Adelson Galleries
Jules Olitski at Adelson Galleries through Dec. 22 Memoirs: Yellow, Orange and Purple, 2003 Acrylic on canvas 24 x 30 inches 17weekgaller

Last works


OLITSKI IN THE 21st CENTURY Jules Olitski, the color field painter whose career hit its apex in the late 1960s, died in 2007. In his last works, he synthesized earlier processes, and smeared thick orbs of color on canvas with his hand. Pictured: “Memoirs: Yellow, Orange and Purple, 2003.” Oct. 18-Dec. 22. Adelson Galleries Boston, 520 Harrison Ave. 617-832-0633,

Cate McQuaid

THE STRANGEST FRUIT In paintings and drawings, Valdez portrays people close to him to explore real events, such as the lynching of Latinos in Texas between the mid-19th and mid-20th centuries. Oct. 19-Dec. 8. David Winton Bell Gallery, Brown University, 64 College St., Providence. 401-863-2932,

ME TIME Young artist/curators Susan Metrican and Nicholas Sullivan organized this group show, which examines the cultural forces, such as the ubiquity of technology, that prompt the idea of “me time” and attempts to redefine the term. Through Nov. 17. Laconia Gallery, 433 Harrison Ave.



AMY SILLMAN: ONE LUMP OR TWO The brilliant and restlessly inventive New York-based artist’s first museum solo show. Paintings, works on paper, cartoons, and animated drawings. Through Jan. 5. Institute of Contemporary Art. 617-478-3100,

LIGHT YEARS: JACK WHITTEN 1971-1973 Large-scale abstract paintings, never previously exhibited, as well as smaller canvases and drawings from a turning point in the career of the celebrated experimental painter. Through Dec. 8. Rose Art Museum, Waltham. 781-736-3434,

2013 PORTLAND MUSEUM OF ART BIENNIAL: PIECE WORK Thirty artists, most of them resident in Maine, show work that emphasizes process and time-intensive labor. Through Jan. 5. Portland Museum of Art, Portland, Maine. 207-775-6148,


Museum of Fine Arts

Winning combination

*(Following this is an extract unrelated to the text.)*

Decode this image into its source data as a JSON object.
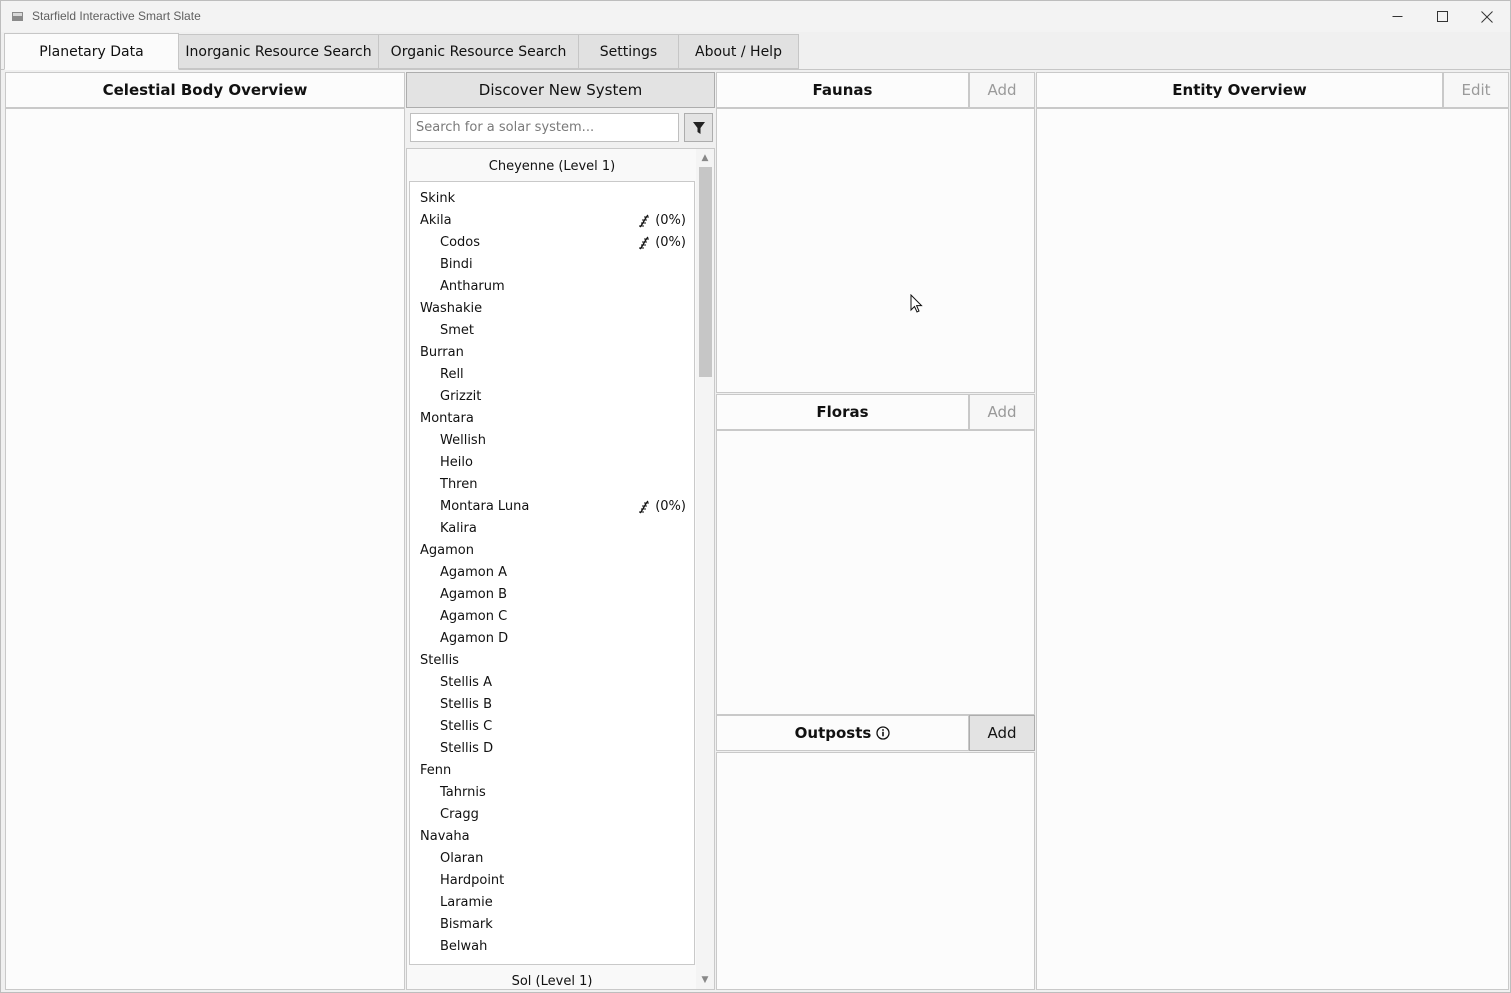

JOHN SINGER SARGENT WATERCOLORS More than 90 of Sargent’s beloved watercolors in a show that combines the superb Sargent collections of the Museum of Fine Arts and the Brooklyn Museum of Art. Pictured: detail of “Villa di Marlia, Lucca: A Fountain” (1910). Through Jan. 20. Museum of Fine Arts. 617-267-9300,